Their study, published in a recent issue of the journal Allergy, found that children who eventually developed allergies ate less butter and more margarine compared with children who did not develop allergies. The allergic children also tended to eat less fish, although this dietary difference was less significant. While it is too soon to make dietary recommendations aimed at lowering the risk of allergies, the findings provide evidence of a link between certain dietary fats and allergic diseases such as asthma, according to Dr. Teija Dunder and colleagues at the University of Oulu.

The study is not the first to suggest that certain types of fatty acids may play a role in the onset of allergic diseases. Polyunsaturated fats like those in margarine are thought to promote the formation of prostaglandin E2, a substance that promotes inflammation and causes the immune system to release a protein that triggers allergic reactions.

A diet higher in unsaturated fats and low in saturated fats such as those in butter is more healthful in general. But the growing emphasis on achieving this fat balance has been blamed in some research for the increasing rates of childhood allergies, the report indicates. At the same time, however, studies have suggested the unsaturated fats found in certain types of fish may protect against allergic disease.
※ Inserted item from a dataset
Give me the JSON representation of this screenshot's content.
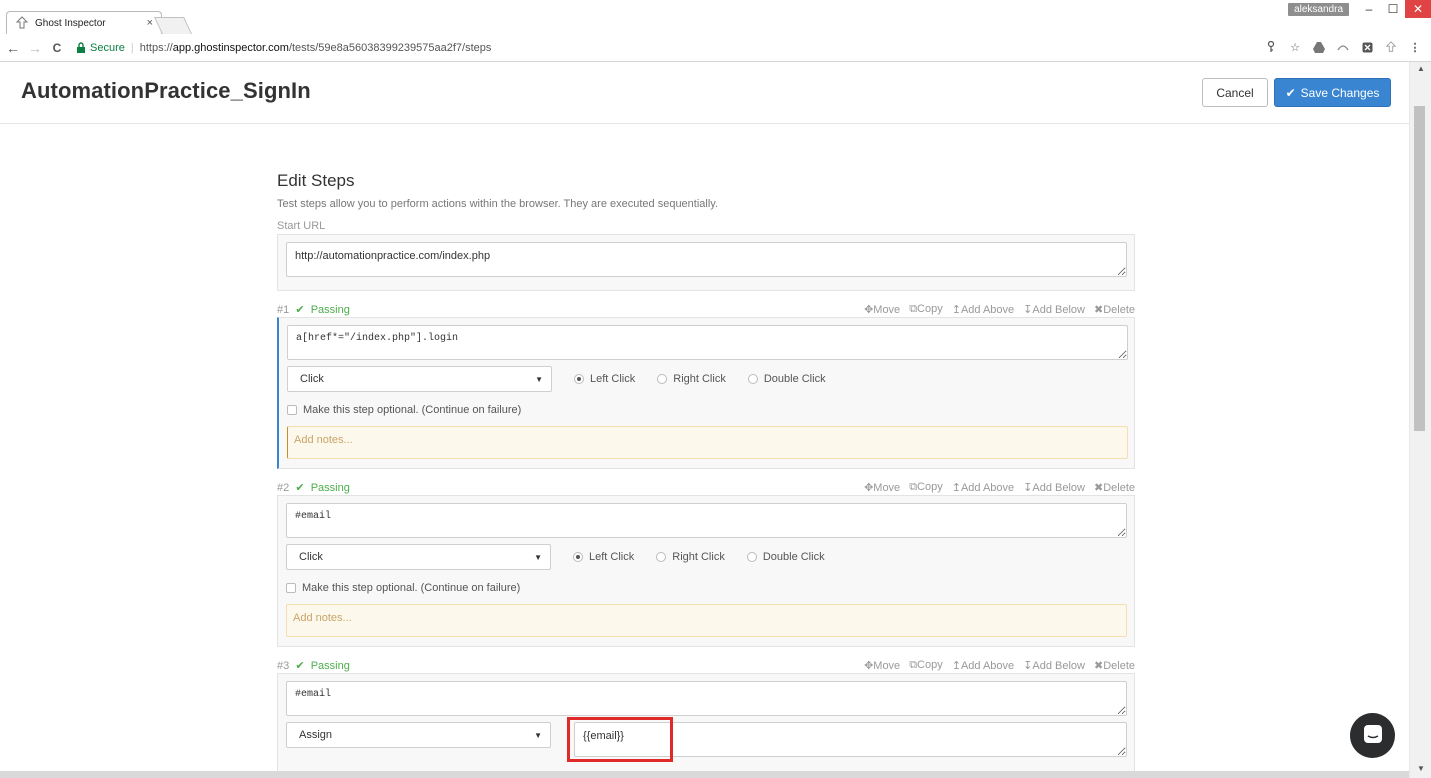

This study, according to Dunder’s team, supports the overall idea that dietary fat somehow affects allergy risk. “Our results support the hypothesis that the quality of the fat consumed in the diet is important for the development of allergic diseases in children,” the study authors write. “The possibility of preventing allergic diseases by supplementation or by changing the fatty acid composition of the diet of young children remains to be tested by clinical trials.”

The investigators reviewed data from 462 children aged 3 to 18 in 1980 and from 308 children in 1986, and followed the children for 9 years. In 1980, children with atopic dermatitis–a common allergic reaction that causes itchy skin–consumed about 8 grams of margarine for every 1,000 calories, compared with roughly 6 grams among children without the condition.

Children with atopic dermatitis also consumed about 9 grams of butter per 1,000 calories, while those without the allergy downed more than 11 grams of butter, on average. In other findings, the ratio of polyunsaturated to saturated fat was higher and the percentage of myristic acid, an indicator of saturated fat intake, was significantly lower in children with atopic dermatitis in 1980.

On the other hand, children with the allergy also had lower levels of polyunsaturated fats found in fish–although their fish intake was similar to that of the other children. High fish intake, the researchers note, has been linked to lower rates of asthma. The current study supports the idea that the fat composition of children’s diets may influence their allergy risk, Dunder and colleagues conclude.